Data to examine:
━━━━━━━━

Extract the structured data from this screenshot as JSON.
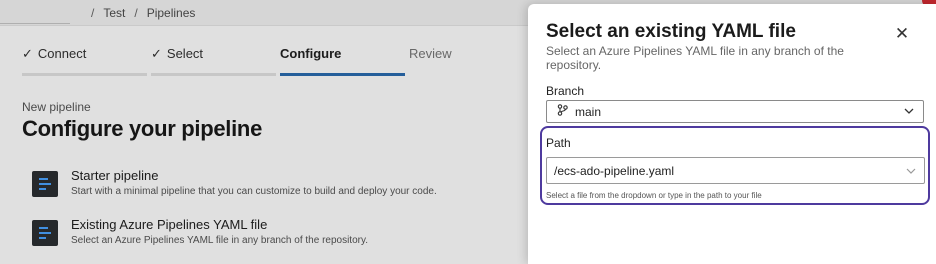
{
  "breadcrumb": {
    "items": [
      "Test",
      "Pipelines"
    ],
    "separator": "/"
  },
  "wizard": {
    "steps": [
      {
        "label": "Connect",
        "check": "✓",
        "state": "done"
      },
      {
        "label": "Select",
        "check": "✓",
        "state": "done"
      },
      {
        "label": "Configure",
        "check": "",
        "state": "active"
      },
      {
        "label": "Review",
        "check": "",
        "state": "pending"
      }
    ]
  },
  "page": {
    "subtitle": "New pipeline",
    "title": "Configure your pipeline",
    "options": [
      {
        "title": "Starter pipeline",
        "description": "Start with a minimal pipeline that you can customize to build and deploy your code.",
        "icon": "pipeline-file-icon"
      },
      {
        "title": "Existing Azure Pipelines YAML file",
        "description": "Select an Azure Pipelines YAML file in any branch of the repository.",
        "icon": "pipeline-file-icon"
      }
    ]
  },
  "dialog": {
    "title": "Select an existing YAML file",
    "description": "Select an Azure Pipelines YAML file in any branch of the repository.",
    "close_icon": "close-icon",
    "branch_label": "Branch",
    "branch_value": "main",
    "branch_icon": "git-branch-icon",
    "path_label": "Path",
    "path_value": "/ecs-ado-pipeline.yaml",
    "path_hint": "Select a file from the dropdown or type in the path to your file"
  },
  "colors": {
    "accent": "#2b6cb0",
    "highlight_border": "#4e3a9e",
    "corner_badge": "#c0262d"
  }
}
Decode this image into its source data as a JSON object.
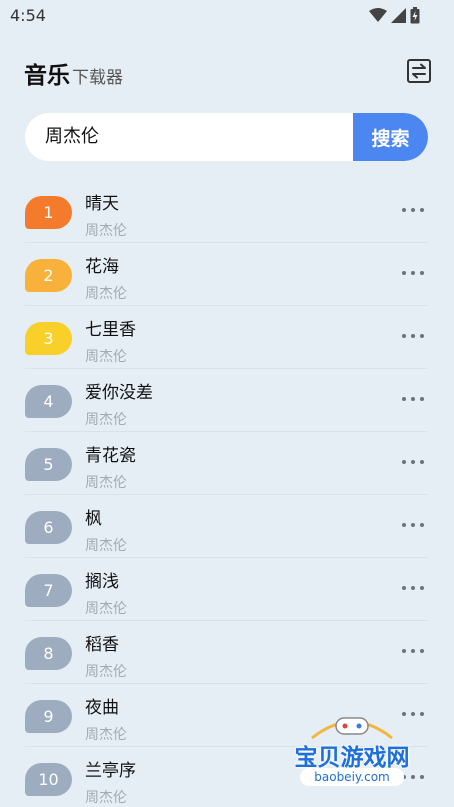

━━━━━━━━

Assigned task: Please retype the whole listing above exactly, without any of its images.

Exercise answer:
Extract the structured data from this screenshot as JSON.
{
  "breadcrumb": {
    "items": [
      "Test",
      "Pipelines"
    ],
    "separator": "/"
  },
  "wizard": {
    "steps": [
      {
        "label": "Connect",
        "check": "✓",
        "state": "done"
      },
      {
        "label": "Select",
        "check": "✓",
        "state": "done"
      },
      {
        "label": "Configure",
        "check": "",
        "state": "active"
      },
      {
        "label": "Review",
        "check": "",
        "state": "pending"
      }
    ]
  },
  "page": {
    "subtitle": "New pipeline",
    "title": "Configure your pipeline",
    "options": [
      {
        "title": "Starter pipeline",
        "description": "Start with a minimal pipeline that you can customize to build and deploy your code.",
        "icon": "pipeline-file-icon"
      },
      {
        "title": "Existing Azure Pipelines YAML file",
        "description": "Select an Azure Pipelines YAML file in any branch of the repository.",
        "icon": "pipeline-file-icon"
      }
    ]
  },
  "dialog": {
    "title": "Select an existing YAML file",
    "description": "Select an Azure Pipelines YAML file in any branch of the repository.",
    "close_icon": "close-icon",
    "branch_label": "Branch",
    "branch_value": "main",
    "branch_icon": "git-branch-icon",
    "path_label": "Path",
    "path_value": "/ecs-ado-pipeline.yaml",
    "path_hint": "Select a file from the dropdown or type in the path to your file"
  },
  "colors": {
    "accent": "#2b6cb0",
    "highlight_border": "#4e3a9e",
    "corner_badge": "#c0262d"
  }
}
Decode this image into its source data as a JSON object.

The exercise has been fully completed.